ACTION ITEM - All of the data that appears below is to be given again precisely as written.

(AVAILABLE DATA Opens)

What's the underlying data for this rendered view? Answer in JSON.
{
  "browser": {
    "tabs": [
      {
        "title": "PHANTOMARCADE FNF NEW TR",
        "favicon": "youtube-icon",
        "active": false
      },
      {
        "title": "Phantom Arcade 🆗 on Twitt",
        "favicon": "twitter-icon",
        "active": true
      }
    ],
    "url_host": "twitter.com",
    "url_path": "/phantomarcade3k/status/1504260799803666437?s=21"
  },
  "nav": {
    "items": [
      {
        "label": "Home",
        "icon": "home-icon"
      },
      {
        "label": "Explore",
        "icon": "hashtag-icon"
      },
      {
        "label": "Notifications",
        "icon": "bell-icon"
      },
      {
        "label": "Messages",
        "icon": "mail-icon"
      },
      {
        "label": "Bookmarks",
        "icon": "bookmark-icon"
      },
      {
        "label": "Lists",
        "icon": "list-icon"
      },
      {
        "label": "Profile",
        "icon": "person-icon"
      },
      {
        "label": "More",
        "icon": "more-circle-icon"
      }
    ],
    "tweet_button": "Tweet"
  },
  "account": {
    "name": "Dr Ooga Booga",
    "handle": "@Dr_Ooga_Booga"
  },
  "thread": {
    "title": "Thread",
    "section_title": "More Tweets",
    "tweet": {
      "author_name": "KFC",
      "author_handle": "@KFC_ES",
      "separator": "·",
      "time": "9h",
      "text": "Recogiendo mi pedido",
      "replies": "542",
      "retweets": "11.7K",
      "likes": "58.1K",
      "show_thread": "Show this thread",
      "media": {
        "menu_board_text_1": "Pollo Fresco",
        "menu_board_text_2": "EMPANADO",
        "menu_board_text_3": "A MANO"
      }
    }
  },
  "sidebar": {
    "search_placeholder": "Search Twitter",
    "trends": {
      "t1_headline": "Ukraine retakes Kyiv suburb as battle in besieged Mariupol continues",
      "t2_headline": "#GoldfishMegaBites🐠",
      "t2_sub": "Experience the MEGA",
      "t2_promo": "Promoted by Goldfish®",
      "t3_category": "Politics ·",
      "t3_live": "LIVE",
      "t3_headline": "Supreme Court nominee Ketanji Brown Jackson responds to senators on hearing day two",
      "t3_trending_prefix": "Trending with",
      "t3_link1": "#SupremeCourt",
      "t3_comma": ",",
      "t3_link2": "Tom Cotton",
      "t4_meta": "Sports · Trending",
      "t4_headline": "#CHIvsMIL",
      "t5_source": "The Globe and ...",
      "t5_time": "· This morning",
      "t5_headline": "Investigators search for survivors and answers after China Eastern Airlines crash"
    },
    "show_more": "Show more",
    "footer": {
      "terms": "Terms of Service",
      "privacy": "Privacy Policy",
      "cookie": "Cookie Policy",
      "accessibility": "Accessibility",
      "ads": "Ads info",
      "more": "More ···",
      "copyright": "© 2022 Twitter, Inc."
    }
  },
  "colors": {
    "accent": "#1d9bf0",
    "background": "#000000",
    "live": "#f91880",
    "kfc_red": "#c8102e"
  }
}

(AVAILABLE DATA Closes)

RESULT -
What's the underlying data for this rendered view? Answer in JSON.
{
  "browser": {
    "tabs": [
      {
        "title": "PHANTOMARCADE FNF NEW TR",
        "favicon": "youtube-icon",
        "active": false
      },
      {
        "title": "Phantom Arcade 🆗 on Twitt",
        "favicon": "twitter-icon",
        "active": true
      }
    ],
    "url_host": "twitter.com",
    "url_path": "/phantomarcade3k/status/1504260799803666437?s=21"
  },
  "nav": {
    "items": [
      {
        "label": "Home",
        "icon": "home-icon"
      },
      {
        "label": "Explore",
        "icon": "hashtag-icon"
      },
      {
        "label": "Notifications",
        "icon": "bell-icon"
      },
      {
        "label": "Messages",
        "icon": "mail-icon"
      },
      {
        "label": "Bookmarks",
        "icon": "bookmark-icon"
      },
      {
        "label": "Lists",
        "icon": "list-icon"
      },
      {
        "label": "Profile",
        "icon": "person-icon"
      },
      {
        "label": "More",
        "icon": "more-circle-icon"
      }
    ],
    "tweet_button": "Tweet"
  },
  "account": {
    "name": "Dr Ooga Booga",
    "handle": "@Dr_Ooga_Booga"
  },
  "thread": {
    "title": "Thread",
    "section_title": "More Tweets",
    "tweet": {
      "author_name": "KFC",
      "author_handle": "@KFC_ES",
      "separator": "·",
      "time": "9h",
      "text": "Recogiendo mi pedido",
      "replies": "542",
      "retweets": "11.7K",
      "likes": "58.1K",
      "show_thread": "Show this thread",
      "media": {
        "menu_board_text_1": "Pollo Fresco",
        "menu_board_text_2": "EMPANADO",
        "menu_board_text_3": "A MANO"
      }
    }
  },
  "sidebar": {
    "search_placeholder": "Search Twitter",
    "trends": {
      "t1_headline": "Ukraine retakes Kyiv suburb as battle in besieged Mariupol continues",
      "t2_headline": "#GoldfishMegaBites🐠",
      "t2_sub": "Experience the MEGA",
      "t2_promo": "Promoted by Goldfish®",
      "t3_category": "Politics ·",
      "t3_live": "LIVE",
      "t3_headline": "Supreme Court nominee Ketanji Brown Jackson responds to senators on hearing day two",
      "t3_trending_prefix": "Trending with",
      "t3_link1": "#SupremeCourt",
      "t3_comma": ",",
      "t3_link2": "Tom Cotton",
      "t4_meta": "Sports · Trending",
      "t4_headline": "#CHIvsMIL",
      "t5_source": "The Globe and ...",
      "t5_time": "· This morning",
      "t5_headline": "Investigators search for survivors and answers after China Eastern Airlines crash"
    },
    "show_more": "Show more",
    "footer": {
      "terms": "Terms of Service",
      "privacy": "Privacy Policy",
      "cookie": "Cookie Policy",
      "accessibility": "Accessibility",
      "ads": "Ads info",
      "more": "More ···",
      "copyright": "© 2022 Twitter, Inc."
    }
  },
  "colors": {
    "accent": "#1d9bf0",
    "background": "#000000",
    "live": "#f91880",
    "kfc_red": "#c8102e"
  }
}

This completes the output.